▶ _Directions for this task_
Return every line from the listing where the word "chevron" occurs.

▶ _Records supplied_
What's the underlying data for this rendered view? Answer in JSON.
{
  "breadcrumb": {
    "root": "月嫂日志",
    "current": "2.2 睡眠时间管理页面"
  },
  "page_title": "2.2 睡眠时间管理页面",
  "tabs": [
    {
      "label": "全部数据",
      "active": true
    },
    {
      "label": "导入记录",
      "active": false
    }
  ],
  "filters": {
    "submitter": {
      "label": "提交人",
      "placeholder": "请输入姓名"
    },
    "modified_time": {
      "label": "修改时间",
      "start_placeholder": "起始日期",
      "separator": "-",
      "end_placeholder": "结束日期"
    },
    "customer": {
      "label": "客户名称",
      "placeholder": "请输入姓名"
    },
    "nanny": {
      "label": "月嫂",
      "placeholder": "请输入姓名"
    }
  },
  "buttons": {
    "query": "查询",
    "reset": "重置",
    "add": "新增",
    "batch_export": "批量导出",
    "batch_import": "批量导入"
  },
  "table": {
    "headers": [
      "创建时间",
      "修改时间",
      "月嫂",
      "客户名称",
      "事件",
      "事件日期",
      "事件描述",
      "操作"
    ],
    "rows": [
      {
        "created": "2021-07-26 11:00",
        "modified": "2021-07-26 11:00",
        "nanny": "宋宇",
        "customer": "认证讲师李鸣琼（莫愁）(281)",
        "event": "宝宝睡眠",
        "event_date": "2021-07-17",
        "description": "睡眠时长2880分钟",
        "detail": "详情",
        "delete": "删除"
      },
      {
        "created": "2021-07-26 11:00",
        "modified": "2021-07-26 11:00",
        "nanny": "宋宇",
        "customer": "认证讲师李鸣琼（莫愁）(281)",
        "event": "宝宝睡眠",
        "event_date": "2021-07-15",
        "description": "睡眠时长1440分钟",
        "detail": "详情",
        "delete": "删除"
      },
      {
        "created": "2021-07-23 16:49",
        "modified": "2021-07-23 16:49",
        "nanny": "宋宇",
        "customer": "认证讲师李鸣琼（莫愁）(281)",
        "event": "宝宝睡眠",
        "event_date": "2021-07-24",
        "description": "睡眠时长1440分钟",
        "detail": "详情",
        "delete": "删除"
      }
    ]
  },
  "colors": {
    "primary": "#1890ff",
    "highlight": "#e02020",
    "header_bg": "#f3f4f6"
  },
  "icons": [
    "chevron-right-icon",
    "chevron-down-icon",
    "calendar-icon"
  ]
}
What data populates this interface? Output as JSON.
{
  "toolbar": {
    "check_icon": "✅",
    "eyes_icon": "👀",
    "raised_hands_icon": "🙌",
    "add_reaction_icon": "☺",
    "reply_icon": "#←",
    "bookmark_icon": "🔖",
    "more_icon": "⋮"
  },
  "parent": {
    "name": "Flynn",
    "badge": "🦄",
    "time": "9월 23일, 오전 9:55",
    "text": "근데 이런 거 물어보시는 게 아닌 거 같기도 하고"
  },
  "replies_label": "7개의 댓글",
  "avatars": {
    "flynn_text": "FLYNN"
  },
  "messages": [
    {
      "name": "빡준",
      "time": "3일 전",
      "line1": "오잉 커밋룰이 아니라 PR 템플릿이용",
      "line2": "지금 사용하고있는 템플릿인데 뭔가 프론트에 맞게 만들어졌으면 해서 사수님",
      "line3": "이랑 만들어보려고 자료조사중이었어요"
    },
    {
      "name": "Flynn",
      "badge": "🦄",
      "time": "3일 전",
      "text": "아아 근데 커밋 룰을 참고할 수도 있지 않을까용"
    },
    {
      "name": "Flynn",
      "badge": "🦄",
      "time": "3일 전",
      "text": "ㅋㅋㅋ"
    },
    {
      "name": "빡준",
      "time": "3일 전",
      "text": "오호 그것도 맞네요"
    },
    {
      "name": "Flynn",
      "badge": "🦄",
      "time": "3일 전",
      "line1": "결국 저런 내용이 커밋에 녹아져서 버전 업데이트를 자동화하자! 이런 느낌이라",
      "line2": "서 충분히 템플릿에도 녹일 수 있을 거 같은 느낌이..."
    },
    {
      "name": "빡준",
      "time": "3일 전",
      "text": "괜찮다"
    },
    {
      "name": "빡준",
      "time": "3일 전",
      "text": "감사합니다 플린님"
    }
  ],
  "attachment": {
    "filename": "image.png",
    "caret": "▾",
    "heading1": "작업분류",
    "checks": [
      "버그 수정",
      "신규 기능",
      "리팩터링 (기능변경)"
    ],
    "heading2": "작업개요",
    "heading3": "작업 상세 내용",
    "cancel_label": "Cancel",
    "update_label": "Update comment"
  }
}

▶ _Result of the task_
    "chevron-right-icon",
    "chevron-down-icon",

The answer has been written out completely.